'''

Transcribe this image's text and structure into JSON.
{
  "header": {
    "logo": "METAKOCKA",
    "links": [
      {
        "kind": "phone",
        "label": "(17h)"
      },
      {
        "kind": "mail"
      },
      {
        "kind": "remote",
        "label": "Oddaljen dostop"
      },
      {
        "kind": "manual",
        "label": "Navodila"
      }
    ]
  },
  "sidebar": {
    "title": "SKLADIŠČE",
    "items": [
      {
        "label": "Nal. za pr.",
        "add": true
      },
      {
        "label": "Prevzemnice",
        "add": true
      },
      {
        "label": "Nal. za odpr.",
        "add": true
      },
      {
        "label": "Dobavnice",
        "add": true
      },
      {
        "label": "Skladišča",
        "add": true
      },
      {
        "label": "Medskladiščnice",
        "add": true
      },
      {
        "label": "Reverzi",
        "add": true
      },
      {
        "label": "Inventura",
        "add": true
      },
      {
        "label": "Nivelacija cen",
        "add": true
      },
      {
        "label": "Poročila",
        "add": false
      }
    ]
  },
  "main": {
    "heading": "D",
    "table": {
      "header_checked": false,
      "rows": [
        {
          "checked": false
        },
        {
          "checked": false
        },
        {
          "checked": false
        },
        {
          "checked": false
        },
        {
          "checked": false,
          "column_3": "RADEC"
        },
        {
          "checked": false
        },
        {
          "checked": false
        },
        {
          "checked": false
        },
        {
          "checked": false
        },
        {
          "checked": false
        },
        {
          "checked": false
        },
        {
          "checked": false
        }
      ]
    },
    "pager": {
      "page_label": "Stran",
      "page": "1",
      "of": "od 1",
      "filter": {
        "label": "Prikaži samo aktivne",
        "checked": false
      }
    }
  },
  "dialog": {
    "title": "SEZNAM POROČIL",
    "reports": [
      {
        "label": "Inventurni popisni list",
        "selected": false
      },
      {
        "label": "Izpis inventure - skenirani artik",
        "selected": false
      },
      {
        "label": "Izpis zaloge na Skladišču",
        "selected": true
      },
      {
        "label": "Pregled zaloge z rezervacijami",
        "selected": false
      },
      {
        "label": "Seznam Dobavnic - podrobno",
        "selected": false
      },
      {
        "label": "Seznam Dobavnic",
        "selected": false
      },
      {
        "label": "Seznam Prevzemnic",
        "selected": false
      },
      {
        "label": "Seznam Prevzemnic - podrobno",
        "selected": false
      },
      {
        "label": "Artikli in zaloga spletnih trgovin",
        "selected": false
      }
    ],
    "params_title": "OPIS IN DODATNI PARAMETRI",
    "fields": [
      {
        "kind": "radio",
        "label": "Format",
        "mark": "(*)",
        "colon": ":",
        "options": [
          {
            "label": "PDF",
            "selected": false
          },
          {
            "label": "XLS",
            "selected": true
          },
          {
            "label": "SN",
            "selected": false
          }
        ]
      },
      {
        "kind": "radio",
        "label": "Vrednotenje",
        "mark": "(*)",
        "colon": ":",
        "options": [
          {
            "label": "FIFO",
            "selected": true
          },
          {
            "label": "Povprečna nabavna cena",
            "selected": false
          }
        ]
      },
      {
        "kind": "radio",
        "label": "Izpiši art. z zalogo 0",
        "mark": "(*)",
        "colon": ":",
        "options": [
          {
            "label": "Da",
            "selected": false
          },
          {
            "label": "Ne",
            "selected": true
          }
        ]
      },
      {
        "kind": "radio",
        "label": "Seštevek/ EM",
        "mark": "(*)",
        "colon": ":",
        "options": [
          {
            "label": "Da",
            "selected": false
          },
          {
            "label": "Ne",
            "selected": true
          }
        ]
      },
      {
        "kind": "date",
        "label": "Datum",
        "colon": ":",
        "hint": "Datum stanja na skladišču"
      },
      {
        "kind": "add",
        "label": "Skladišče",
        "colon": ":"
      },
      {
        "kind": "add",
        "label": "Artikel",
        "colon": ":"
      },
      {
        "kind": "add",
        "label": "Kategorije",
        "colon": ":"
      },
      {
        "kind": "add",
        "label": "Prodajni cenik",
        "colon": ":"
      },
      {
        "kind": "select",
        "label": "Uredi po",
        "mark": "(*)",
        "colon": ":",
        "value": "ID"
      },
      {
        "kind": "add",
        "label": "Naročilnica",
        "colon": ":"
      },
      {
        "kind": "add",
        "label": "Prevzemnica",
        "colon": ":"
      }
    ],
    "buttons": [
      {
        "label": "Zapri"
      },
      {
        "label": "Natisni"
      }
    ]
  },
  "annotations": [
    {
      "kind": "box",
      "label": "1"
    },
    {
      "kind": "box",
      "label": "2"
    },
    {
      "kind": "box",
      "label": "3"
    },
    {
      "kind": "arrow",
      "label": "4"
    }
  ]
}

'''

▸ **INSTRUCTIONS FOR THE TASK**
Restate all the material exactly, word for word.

▸ **ANSWER BOX**
Transcribe this image's text and structure into JSON.
{
  "header": {
    "logo": "METAKOCKA",
    "links": [
      {
        "kind": "phone",
        "label": "(17h)"
      },
      {
        "kind": "mail"
      },
      {
        "kind": "remote",
        "label": "Oddaljen dostop"
      },
      {
        "kind": "manual",
        "label": "Navodila"
      }
    ]
  },
  "sidebar": {
    "title": "SKLADIŠČE",
    "items": [
      {
        "label": "Nal. za pr.",
        "add": true
      },
      {
        "label": "Prevzemnice",
        "add": true
      },
      {
        "label": "Nal. za odpr.",
        "add": true
      },
      {
        "label": "Dobavnice",
        "add": true
      },
      {
        "label": "Skladišča",
        "add": true
      },
      {
        "label": "Medskladiščnice",
        "add": true
      },
      {
        "label": "Reverzi",
        "add": true
      },
      {
        "label": "Inventura",
        "add": true
      },
      {
        "label": "Nivelacija cen",
        "add": true
      },
      {
        "label": "Poročila",
        "add": false
      }
    ]
  },
  "main": {
    "heading": "D",
    "table": {
      "header_checked": false,
      "rows": [
        {
          "checked": false
        },
        {
          "checked": false
        },
        {
          "checked": false
        },
        {
          "checked": false
        },
        {
          "checked": false,
          "column_3": "RADEC"
        },
        {
          "checked": false
        },
        {
          "checked": false
        },
        {
          "checked": false
        },
        {
          "checked": false
        },
        {
          "checked": false
        },
        {
          "checked": false
        },
        {
          "checked": false
        }
      ]
    },
    "pager": {
      "page_label": "Stran",
      "page": "1",
      "of": "od 1",
      "filter": {
        "label": "Prikaži samo aktivne",
        "checked": false
      }
    }
  },
  "dialog": {
    "title": "SEZNAM POROČIL",
    "reports": [
      {
        "label": "Inventurni popisni list",
        "selected": false
      },
      {
        "label": "Izpis inventure - skenirani artik",
        "selected": false
      },
      {
        "label": "Izpis zaloge na Skladišču",
        "selected": true
      },
      {
        "label": "Pregled zaloge z rezervacijami",
        "selected": false
      },
      {
        "label": "Seznam Dobavnic - podrobno",
        "selected": false
      },
      {
        "label": "Seznam Dobavnic",
        "selected": false
      },
      {
        "label": "Seznam Prevzemnic",
        "selected": false
      },
      {
        "label": "Seznam Prevzemnic - podrobno",
        "selected": false
      },
      {
        "label": "Artikli in zaloga spletnih trgovin",
        "selected": false
      }
    ],
    "params_title": "OPIS IN DODATNI PARAMETRI",
    "fields": [
      {
        "kind": "radio",
        "label": "Format",
        "mark": "(*)",
        "colon": ":",
        "options": [
          {
            "label": "PDF",
            "selected": false
          },
          {
            "label": "XLS",
            "selected": true
          },
          {
            "label": "SN",
            "selected": false
          }
        ]
      },
      {
        "kind": "radio",
        "label": "Vrednotenje",
        "mark": "(*)",
        "colon": ":",
        "options": [
          {
            "label": "FIFO",
            "selected": true
          },
          {
            "label": "Povprečna nabavna cena",
            "selected": false
          }
        ]
      },
      {
        "kind": "radio",
        "label": "Izpiši art. z zalogo 0",
        "mark": "(*)",
        "colon": ":",
        "options": [
          {
            "label": "Da",
            "selected": false
          },
          {
            "label": "Ne",
            "selected": true
          }
        ]
      },
      {
        "kind": "radio",
        "label": "Seštevek/ EM",
        "mark": "(*)",
        "colon": ":",
        "options": [
          {
            "label": "Da",
            "selected": false
          },
          {
            "label": "Ne",
            "selected": true
          }
        ]
      },
      {
        "kind": "date",
        "label": "Datum",
        "colon": ":",
        "hint": "Datum stanja na skladišču"
      },
      {
        "kind": "add",
        "label": "Skladišče",
        "colon": ":"
      },
      {
        "kind": "add",
        "label": "Artikel",
        "colon": ":"
      },
      {
        "kind": "add",
        "label": "Kategorije",
        "colon": ":"
      },
      {
        "kind": "add",
        "label": "Prodajni cenik",
        "colon": ":"
      },
      {
        "kind": "select",
        "label": "Uredi po",
        "mark": "(*)",
        "colon": ":",
        "value": "ID"
      },
      {
        "kind": "add",
        "label": "Naročilnica",
        "colon": ":"
      },
      {
        "kind": "add",
        "label": "Prevzemnica",
        "colon": ":"
      }
    ],
    "buttons": [
      {
        "label": "Zapri"
      },
      {
        "label": "Natisni"
      }
    ]
  },
  "annotations": [
    {
      "kind": "box",
      "label": "1"
    },
    {
      "kind": "box",
      "label": "2"
    },
    {
      "kind": "box",
      "label": "3"
    },
    {
      "kind": "arrow",
      "label": "4"
    }
  ]
}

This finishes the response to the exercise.